Few first novels have been both as entertaining and as artistically controlled as Louis B. Jones’s Ordinary Money. Jones’s comic theme is the stagy California life-style, with its irresolvable mix of the real and the fake. Satire of the Californian culture can be traced at least as far as Evelyn Waugh’s The Loved One (1948). Compared with Waugh’s savage fun, Jones’s satire of Californians is much kinder, gentler, and more forgiving, perhaps because he speaks as one of their own. Jones was graduated from the M.F A. program at the University of California, Irvine, and resides in Mill Valley, California.

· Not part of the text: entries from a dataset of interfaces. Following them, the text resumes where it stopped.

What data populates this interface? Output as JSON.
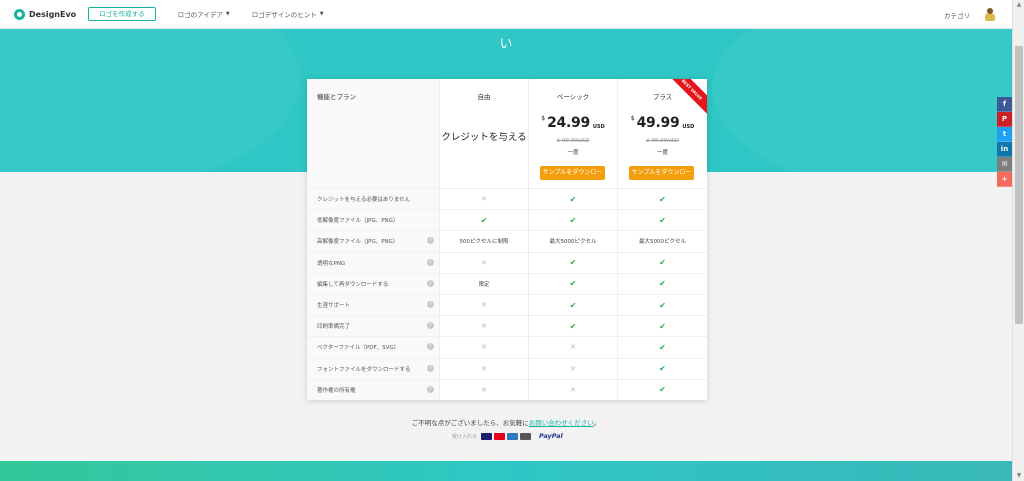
{
  "header": {
    "logo_text": "DesignEvo",
    "create_button": "ロゴを作成する",
    "nav": [
      {
        "label": "ロゴのアイデア"
      },
      {
        "label": "ロゴデザインのヒント"
      }
    ],
    "categories": "カテゴリ"
  },
  "hero": {
    "text": "い"
  },
  "share": [
    {
      "icon": "facebook-icon",
      "glyph": "f",
      "color": "#3b5998"
    },
    {
      "icon": "pinterest-icon",
      "glyph": "P",
      "color": "#cb2027"
    },
    {
      "icon": "twitter-icon",
      "glyph": "t",
      "color": "#1da1f2"
    },
    {
      "icon": "linkedin-icon",
      "glyph": "in",
      "color": "#0e76a8"
    },
    {
      "icon": "email-icon",
      "glyph": "✉",
      "color": "#7d7d7d"
    },
    {
      "icon": "plus-icon",
      "glyph": "+",
      "color": "#f26b5b"
    }
  ],
  "pricing": {
    "header_label": "機能とプラン",
    "plans": [
      {
        "name": "自由",
        "cta": "クレジットを与える"
      },
      {
        "name": "ベーシック",
        "currency": "$",
        "price": "24.99",
        "unit": "USD",
        "old_price": "$ 99.99USD",
        "period": "一度",
        "button": "サンプルをダウンロード"
      },
      {
        "name": "プラス",
        "currency": "$",
        "price": "49.99",
        "unit": "USD",
        "old_price": "$ 99.99USD",
        "period": "一度",
        "button": "サンプルをダウンロード",
        "ribbon": "BEST VALUE"
      }
    ],
    "features": [
      {
        "label": "クレジットを与える必要はありません",
        "info": false,
        "values": [
          "no",
          "yes",
          "yes"
        ]
      },
      {
        "label": "低解像度ファイル（JPG、PNG）",
        "info": false,
        "values": [
          "yes",
          "yes",
          "yes"
        ]
      },
      {
        "label": "高解像度ファイル（JPG、PNG）",
        "info": true,
        "values": [
          "500ピクセルに制限",
          "最大5000ピクセル",
          "最大5000ピクセル"
        ]
      },
      {
        "label": "透明なPNG",
        "info": true,
        "values": [
          "no",
          "yes",
          "yes"
        ]
      },
      {
        "label": "編集して再ダウンロードする",
        "info": true,
        "values": [
          "限定",
          "yes",
          "yes"
        ]
      },
      {
        "label": "生涯サポート",
        "info": true,
        "values": [
          "no",
          "yes",
          "yes"
        ]
      },
      {
        "label": "印刷準備完了",
        "info": true,
        "values": [
          "no",
          "yes",
          "yes"
        ]
      },
      {
        "label": "ベクターファイル（PDF、SVG）",
        "info": true,
        "values": [
          "no",
          "no",
          "yes"
        ]
      },
      {
        "label": "フォントファイルをダウンロードする",
        "info": true,
        "values": [
          "no",
          "no",
          "yes"
        ]
      },
      {
        "label": "著作権の所有権",
        "info": true,
        "values": [
          "no",
          "no",
          "yes"
        ]
      }
    ]
  },
  "footer": {
    "contact_before": "ご不明な点がございましたら、お気軽に",
    "contact_link": "お問い合わせください",
    "contact_after": "。",
    "accepted": "受け入れる",
    "cards": [
      {
        "icon": "visa-icon",
        "color": "#1a1f71"
      },
      {
        "icon": "mastercard-icon",
        "color": "#eb001b"
      },
      {
        "icon": "amex-icon",
        "color": "#2e77bc"
      },
      {
        "icon": "discover-icon",
        "color": "#555555"
      }
    ],
    "paypal": "PayPal"
  },
  "colors": {
    "accent": "#16b2a0",
    "hero": "#2ec7c5",
    "button": "#f59e0b",
    "check": "#22b14c"
  }
}
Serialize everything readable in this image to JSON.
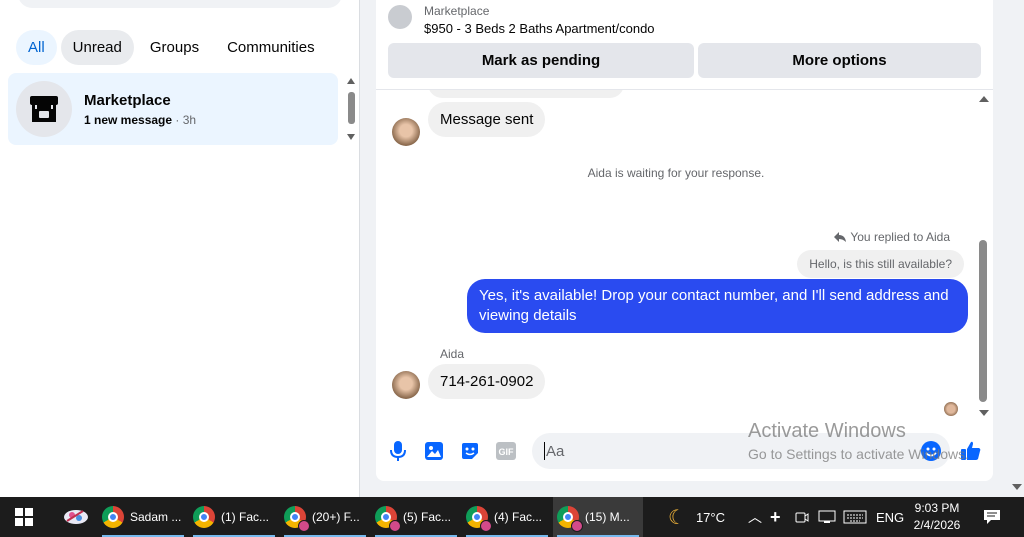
{
  "sidebar": {
    "filters": [
      {
        "label": "All",
        "active": true
      },
      {
        "label": "Unread"
      },
      {
        "label": "Groups"
      },
      {
        "label": "Communities"
      }
    ],
    "conversation": {
      "name": "Marketplace",
      "preview": "1 new message",
      "separator": " · ",
      "time": "3h",
      "icon": "store-icon"
    }
  },
  "listing": {
    "source_label": "Marketplace",
    "title": "$950 - 3 Beds 2 Baths Apartment/condo",
    "mark_pending_label": "Mark as pending",
    "more_options_label": "More options"
  },
  "messages": {
    "message_sent": "Message sent",
    "waiting": "Aida is waiting for your response.",
    "replied_note": "You replied to Aida",
    "quoted": "Hello, is this still available?",
    "outgoing": "Yes, it's available! Drop your contact number, and I'll send address and viewing details",
    "sender_name": "Aida",
    "phone": "714-261-0902"
  },
  "composer": {
    "placeholder": "Aa",
    "icons": [
      "microphone-icon",
      "image-icon",
      "sticker-icon",
      "gif-icon",
      "emoji-icon",
      "like-icon"
    ],
    "gif_label": "GIF"
  },
  "watermark": {
    "title": "Activate Windows",
    "subtitle": "Go to Settings to activate Windows."
  },
  "taskbar": {
    "apps": [
      {
        "label": "Sadam ...",
        "active": false
      },
      {
        "label": "(1) Fac...",
        "active": false
      },
      {
        "label": "(20+) F...",
        "active": false
      },
      {
        "label": "(5) Fac...",
        "active": false
      },
      {
        "label": "(4) Fac...",
        "active": false
      },
      {
        "label": "(15) M...",
        "active": true
      }
    ],
    "weather": "17°C",
    "language": "ENG",
    "time": "9:03 PM",
    "date": "2/4/2026"
  },
  "colors": {
    "accent": "#2a4bf0",
    "active_chip_text": "#0064d1",
    "selected_row": "#ebf5ff",
    "taskbar": "#1c1c1c"
  }
}
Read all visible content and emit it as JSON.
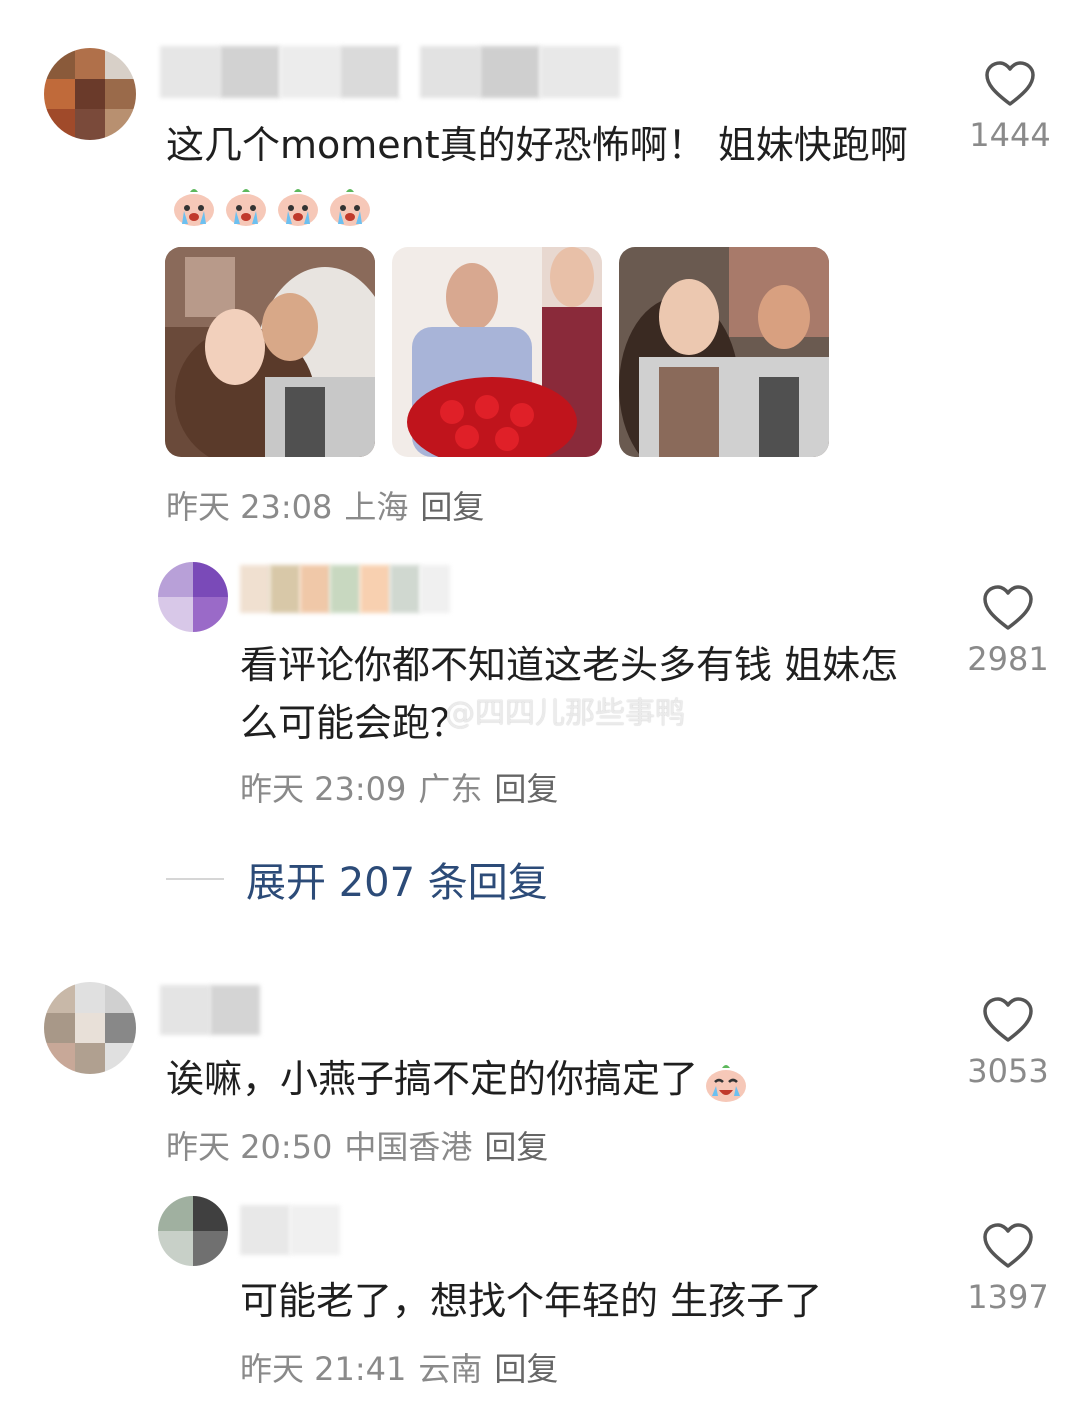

For a novel satirizing phoniness, Ordinary Money has one glaring fault: its contrived plot. Are readers to believe that two temporarily unemployed Marin County workmen come into possession of twenty million dollars in perfect counterfeit bills and that the counterfeiter then conveniently dies of an infected fingernail? These key events form the basis of the plot of Ordinary MoneyJones manages to hide the starkness of these events by spreading them over the novel and surrounding them with a smoke screen of believable detail. Perhaps the joke is on the readers, who are conditioned to accept the contrivances of the media as reality. More sophisticated readers can also enjoy the joke, joining the author in a festival of tongue-in-cheek metafiction; as the novel’s characters themselves occasionally say, “This is fiction.”

The contrived basis of the plot is no overwhelming obstacle, and, despite any metafictional elements, Jones moves the story along in an old-fashioned way reminiscent of Charles Dickens, with multiple subplots generating many caricatures and much suspense.

The main plot concerns two beer-drinking buddies, Wayne Paschke and Randy Potts. Since they dropped out of high school, Wayne has developed into a solid family man, complete with paunch. Randy has become an older version of his foot-loose high-school days: He “still wore the same size jeans as in high school…had divorced Mary neatly and with good humor…and in the same swift motion bought a convertible Camaro.” When a smooth-talking counterfeiter named Bim Auctor places an advertisement for a “’general secretary/handy man, w/some financial savvy,’” Randy answers it and is groomed by Auctor to launder the fake money. In return, Randy gets supposedly foolproof and fail-safe legal protection and freedom to spend as much as he wants.

Randy soon involves the even more gullible Wayne, who is conned into sending a sample counterfeit bill twice to the Secret Service for testing: The bill is certified to be genuine both times. Randy also hides a wooden box containing two million dollars in Wayne’s garage. By the time Randy has finished depositing nine other such boxes in various banks, Auctor has mysteriously disappeared and the FBI begins looking for Randy. Before the...

(The entire section is 1187 words.)